### YOUR INSTRUCTIONS
Copy out the entries below precisely; nothing is to be omitted.

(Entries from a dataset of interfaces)
—————

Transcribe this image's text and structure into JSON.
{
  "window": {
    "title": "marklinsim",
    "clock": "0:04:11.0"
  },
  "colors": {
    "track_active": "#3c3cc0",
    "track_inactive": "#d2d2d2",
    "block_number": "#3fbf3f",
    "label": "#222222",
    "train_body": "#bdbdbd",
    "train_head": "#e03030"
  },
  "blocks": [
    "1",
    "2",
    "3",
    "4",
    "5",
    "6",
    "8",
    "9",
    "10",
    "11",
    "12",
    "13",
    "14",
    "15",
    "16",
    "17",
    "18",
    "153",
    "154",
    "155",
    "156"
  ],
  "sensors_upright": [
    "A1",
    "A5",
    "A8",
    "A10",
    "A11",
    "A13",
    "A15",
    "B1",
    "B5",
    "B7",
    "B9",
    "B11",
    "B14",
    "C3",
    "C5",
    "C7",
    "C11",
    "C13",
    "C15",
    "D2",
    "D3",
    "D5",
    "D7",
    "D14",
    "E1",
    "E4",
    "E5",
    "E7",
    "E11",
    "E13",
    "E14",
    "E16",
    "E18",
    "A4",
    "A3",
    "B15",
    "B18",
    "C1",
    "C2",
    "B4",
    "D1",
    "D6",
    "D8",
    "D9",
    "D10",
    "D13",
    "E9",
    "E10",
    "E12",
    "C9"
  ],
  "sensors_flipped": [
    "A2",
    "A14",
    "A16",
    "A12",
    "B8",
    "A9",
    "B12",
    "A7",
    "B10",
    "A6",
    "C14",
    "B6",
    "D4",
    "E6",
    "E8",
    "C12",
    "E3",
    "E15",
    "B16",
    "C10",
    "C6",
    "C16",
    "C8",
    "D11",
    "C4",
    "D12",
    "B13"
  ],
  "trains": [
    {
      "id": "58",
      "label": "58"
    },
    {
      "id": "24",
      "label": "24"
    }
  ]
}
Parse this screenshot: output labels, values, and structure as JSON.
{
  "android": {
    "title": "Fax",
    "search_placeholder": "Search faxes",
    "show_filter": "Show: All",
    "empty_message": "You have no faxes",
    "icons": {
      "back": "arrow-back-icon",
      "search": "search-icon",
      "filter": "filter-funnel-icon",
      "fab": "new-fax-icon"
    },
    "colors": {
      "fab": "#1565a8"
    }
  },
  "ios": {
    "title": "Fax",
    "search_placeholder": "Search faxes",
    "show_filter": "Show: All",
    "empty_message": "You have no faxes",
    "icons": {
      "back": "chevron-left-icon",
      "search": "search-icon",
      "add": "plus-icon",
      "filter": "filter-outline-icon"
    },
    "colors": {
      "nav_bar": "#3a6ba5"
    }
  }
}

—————

### RESPONSE AREA
Transcribe this image's text and structure into JSON.
{
  "window": {
    "title": "marklinsim",
    "clock": "0:04:11.0"
  },
  "colors": {
    "track_active": "#3c3cc0",
    "track_inactive": "#d2d2d2",
    "block_number": "#3fbf3f",
    "label": "#222222",
    "train_body": "#bdbdbd",
    "train_head": "#e03030"
  },
  "blocks": [
    "1",
    "2",
    "3",
    "4",
    "5",
    "6",
    "8",
    "9",
    "10",
    "11",
    "12",
    "13",
    "14",
    "15",
    "16",
    "17",
    "18",
    "153",
    "154",
    "155",
    "156"
  ],
  "sensors_upright": [
    "A1",
    "A5",
    "A8",
    "A10",
    "A11",
    "A13",
    "A15",
    "B1",
    "B5",
    "B7",
    "B9",
    "B11",
    "B14",
    "C3",
    "C5",
    "C7",
    "C11",
    "C13",
    "C15",
    "D2",
    "D3",
    "D5",
    "D7",
    "D14",
    "E1",
    "E4",
    "E5",
    "E7",
    "E11",
    "E13",
    "E14",
    "E16",
    "E18",
    "A4",
    "A3",
    "B15",
    "B18",
    "C1",
    "C2",
    "B4",
    "D1",
    "D6",
    "D8",
    "D9",
    "D10",
    "D13",
    "E9",
    "E10",
    "E12",
    "C9"
  ],
  "sensors_flipped": [
    "A2",
    "A14",
    "A16",
    "A12",
    "B8",
    "A9",
    "B12",
    "A7",
    "B10",
    "A6",
    "C14",
    "B6",
    "D4",
    "E6",
    "E8",
    "C12",
    "E3",
    "E15",
    "B16",
    "C10",
    "C6",
    "C16",
    "C8",
    "D11",
    "C4",
    "D12",
    "B13"
  ],
  "trains": [
    {
      "id": "58",
      "label": "58"
    },
    {
      "id": "24",
      "label": "24"
    }
  ]
}
Parse this screenshot: output labels, values, and structure as JSON.
{
  "android": {
    "title": "Fax",
    "search_placeholder": "Search faxes",
    "show_filter": "Show: All",
    "empty_message": "You have no faxes",
    "icons": {
      "back": "arrow-back-icon",
      "search": "search-icon",
      "filter": "filter-funnel-icon",
      "fab": "new-fax-icon"
    },
    "colors": {
      "fab": "#1565a8"
    }
  },
  "ios": {
    "title": "Fax",
    "search_placeholder": "Search faxes",
    "show_filter": "Show: All",
    "empty_message": "You have no faxes",
    "icons": {
      "back": "chevron-left-icon",
      "search": "search-icon",
      "add": "plus-icon",
      "filter": "filter-outline-icon"
    },
    "colors": {
      "nav_bar": "#3a6ba5"
    }
  }
}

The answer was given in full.